Phrase of the month
By : Heng Sopheap (National Institute of Management)..Illustration by: Sao Pagnarith ( June, 2002 Volume 2 No.6 )

The Spirit of Hospitality
Service falls outside the limits of the guest's expectation that it is deemed satisfactory or unsatisfactory. A Disappointing Experience. In an article published in The Cornell Hotel and Restaurant Administration Quarterly. Bonnie J. Knutson, a faculty member at the School of Hotel, Restaurant, and Institutional Management at Michigan State University, stresses how meeting or exceeding guest expectation is paramount in generating guest satisfaction. Following is Knutson's personal account of how not to serve a guest. Having spent the morning giving a seminar on this very topic of customer satisfaction, I was tired, hungry, and on a tight time schedule. So I stopped at a nearby deli-type restaurant that feature "New York Dogs." When I saw both chili and hot dogs on the menu, I know exactly what I wanted-no, what I needed-for lunch: a nice, long juicy coney dog covered with chili and onions. I love coney dogs.
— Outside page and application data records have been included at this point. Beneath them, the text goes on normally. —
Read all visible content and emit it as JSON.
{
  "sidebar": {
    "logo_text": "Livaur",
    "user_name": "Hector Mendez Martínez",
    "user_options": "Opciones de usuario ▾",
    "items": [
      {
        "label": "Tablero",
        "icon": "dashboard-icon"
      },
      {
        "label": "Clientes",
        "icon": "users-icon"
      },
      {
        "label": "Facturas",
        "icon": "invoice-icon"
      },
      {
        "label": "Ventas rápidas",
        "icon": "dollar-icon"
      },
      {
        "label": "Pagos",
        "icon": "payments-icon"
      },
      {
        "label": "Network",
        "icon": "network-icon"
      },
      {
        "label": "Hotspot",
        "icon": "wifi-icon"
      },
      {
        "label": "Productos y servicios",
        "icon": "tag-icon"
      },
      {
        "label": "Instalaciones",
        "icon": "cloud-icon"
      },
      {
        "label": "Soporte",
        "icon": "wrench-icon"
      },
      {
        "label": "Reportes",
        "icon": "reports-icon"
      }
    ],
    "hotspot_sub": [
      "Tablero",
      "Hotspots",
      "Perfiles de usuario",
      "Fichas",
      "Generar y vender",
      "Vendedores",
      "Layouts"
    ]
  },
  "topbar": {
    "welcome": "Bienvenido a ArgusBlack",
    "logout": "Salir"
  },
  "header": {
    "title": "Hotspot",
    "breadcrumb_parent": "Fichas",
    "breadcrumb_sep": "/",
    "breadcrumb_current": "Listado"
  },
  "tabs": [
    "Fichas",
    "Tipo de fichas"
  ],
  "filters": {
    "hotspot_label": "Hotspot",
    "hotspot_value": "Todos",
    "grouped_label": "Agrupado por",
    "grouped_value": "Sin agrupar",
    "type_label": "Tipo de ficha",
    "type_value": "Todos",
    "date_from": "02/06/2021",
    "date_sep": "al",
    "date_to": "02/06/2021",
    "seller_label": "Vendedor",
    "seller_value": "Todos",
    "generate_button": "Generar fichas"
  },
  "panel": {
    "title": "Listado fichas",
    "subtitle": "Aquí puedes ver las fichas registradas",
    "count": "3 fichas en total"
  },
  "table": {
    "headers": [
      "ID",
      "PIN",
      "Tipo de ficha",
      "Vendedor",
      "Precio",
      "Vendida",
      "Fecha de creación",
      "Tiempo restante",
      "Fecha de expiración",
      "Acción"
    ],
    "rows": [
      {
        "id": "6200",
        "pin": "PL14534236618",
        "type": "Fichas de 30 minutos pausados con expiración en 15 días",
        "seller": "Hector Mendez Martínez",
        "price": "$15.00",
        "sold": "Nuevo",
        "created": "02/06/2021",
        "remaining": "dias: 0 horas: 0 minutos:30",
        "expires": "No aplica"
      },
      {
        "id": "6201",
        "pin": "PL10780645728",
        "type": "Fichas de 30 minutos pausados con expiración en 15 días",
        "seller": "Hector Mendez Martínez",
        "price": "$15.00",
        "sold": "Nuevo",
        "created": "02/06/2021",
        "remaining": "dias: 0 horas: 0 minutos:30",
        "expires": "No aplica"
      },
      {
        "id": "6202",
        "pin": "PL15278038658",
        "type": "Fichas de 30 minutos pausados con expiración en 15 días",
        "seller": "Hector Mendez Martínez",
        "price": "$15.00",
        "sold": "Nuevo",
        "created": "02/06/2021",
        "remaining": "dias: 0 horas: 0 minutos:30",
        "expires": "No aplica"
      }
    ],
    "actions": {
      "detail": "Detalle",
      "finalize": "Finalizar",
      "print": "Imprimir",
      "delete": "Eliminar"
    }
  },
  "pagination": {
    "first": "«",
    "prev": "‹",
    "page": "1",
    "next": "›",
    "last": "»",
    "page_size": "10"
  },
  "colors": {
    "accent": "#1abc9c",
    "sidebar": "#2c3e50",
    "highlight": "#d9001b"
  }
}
Stepping up to the counter, I was greeted by a friendly order taker. The conversation went something like this: Order Taker: "Hi, can I help you?"
Me: "Yes. I'd like a coney dog and black coffee."
Order Taker (Looking perplexed): "We don't have coney dogs."
Me: " I know they're not on the menu. Just put some chili and onion on your hot dog, and we will call it a coney dog."
Order Taker: "But, ma'am, we don't have coney dogs."
Me (determined): "You have hot dogs, don't you?"
Order Taker: "Yes."
Me: "You have chili, don't you?"
Order Taker: "Yes."
Me: (beaming): "Then there's no problem, just put some chili on the hot dog and some onions on the chili, and I'll have my coney dog."
Order Taker: "But we do not have coney dogs."
You get the picture. The conversation went on in this vein for another three minutes before I learned that the reason she couldn't sell me a coney dog was that she didn't know what to charge me. It wasn't in the manual, and company policy didn't give anyone at the unit level the authority to create a menu item or change a price. I didn't care. All I wanted was a coney dog.
Obviously, this encounter fell outside the guest's expectation. And not meeting guest expectations about service often ruins the desired result -- a repeat customer.